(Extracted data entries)
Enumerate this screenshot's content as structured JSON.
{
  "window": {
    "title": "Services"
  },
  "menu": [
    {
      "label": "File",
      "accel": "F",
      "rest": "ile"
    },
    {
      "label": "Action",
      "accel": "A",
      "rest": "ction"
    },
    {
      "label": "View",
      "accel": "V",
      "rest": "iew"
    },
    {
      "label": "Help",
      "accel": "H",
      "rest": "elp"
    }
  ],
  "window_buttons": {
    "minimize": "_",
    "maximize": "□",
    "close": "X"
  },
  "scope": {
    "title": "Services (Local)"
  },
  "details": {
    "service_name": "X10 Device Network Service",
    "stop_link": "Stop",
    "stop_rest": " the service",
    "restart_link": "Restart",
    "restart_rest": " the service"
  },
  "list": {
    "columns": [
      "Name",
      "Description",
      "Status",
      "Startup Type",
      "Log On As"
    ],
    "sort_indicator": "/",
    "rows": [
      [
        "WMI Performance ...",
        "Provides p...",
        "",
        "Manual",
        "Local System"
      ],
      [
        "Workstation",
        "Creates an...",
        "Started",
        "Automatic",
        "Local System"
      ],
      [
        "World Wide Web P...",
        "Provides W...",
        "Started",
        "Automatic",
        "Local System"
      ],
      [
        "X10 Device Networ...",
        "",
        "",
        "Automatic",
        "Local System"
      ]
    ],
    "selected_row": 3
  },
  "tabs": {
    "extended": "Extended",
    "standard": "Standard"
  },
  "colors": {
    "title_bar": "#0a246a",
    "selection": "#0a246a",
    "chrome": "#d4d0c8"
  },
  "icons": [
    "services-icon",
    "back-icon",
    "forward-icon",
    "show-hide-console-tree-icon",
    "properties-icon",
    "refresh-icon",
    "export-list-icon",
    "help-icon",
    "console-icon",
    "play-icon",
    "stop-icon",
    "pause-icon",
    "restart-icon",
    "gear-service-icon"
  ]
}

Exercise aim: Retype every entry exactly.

Completed task:
Enumerate this screenshot's content as structured JSON.
{
  "window": {
    "title": "Services"
  },
  "menu": [
    {
      "label": "File",
      "accel": "F",
      "rest": "ile"
    },
    {
      "label": "Action",
      "accel": "A",
      "rest": "ction"
    },
    {
      "label": "View",
      "accel": "V",
      "rest": "iew"
    },
    {
      "label": "Help",
      "accel": "H",
      "rest": "elp"
    }
  ],
  "window_buttons": {
    "minimize": "_",
    "maximize": "□",
    "close": "X"
  },
  "scope": {
    "title": "Services (Local)"
  },
  "details": {
    "service_name": "X10 Device Network Service",
    "stop_link": "Stop",
    "stop_rest": " the service",
    "restart_link": "Restart",
    "restart_rest": " the service"
  },
  "list": {
    "columns": [
      "Name",
      "Description",
      "Status",
      "Startup Type",
      "Log On As"
    ],
    "sort_indicator": "/",
    "rows": [
      [
        "WMI Performance ...",
        "Provides p...",
        "",
        "Manual",
        "Local System"
      ],
      [
        "Workstation",
        "Creates an...",
        "Started",
        "Automatic",
        "Local System"
      ],
      [
        "World Wide Web P...",
        "Provides W...",
        "Started",
        "Automatic",
        "Local System"
      ],
      [
        "X10 Device Networ...",
        "",
        "",
        "Automatic",
        "Local System"
      ]
    ],
    "selected_row": 3
  },
  "tabs": {
    "extended": "Extended",
    "standard": "Standard"
  },
  "colors": {
    "title_bar": "#0a246a",
    "selection": "#0a246a",
    "chrome": "#d4d0c8"
  },
  "icons": [
    "services-icon",
    "back-icon",
    "forward-icon",
    "show-hide-console-tree-icon",
    "properties-icon",
    "refresh-icon",
    "export-list-icon",
    "help-icon",
    "console-icon",
    "play-icon",
    "stop-icon",
    "pause-icon",
    "restart-icon",
    "gear-service-icon"
  ]
}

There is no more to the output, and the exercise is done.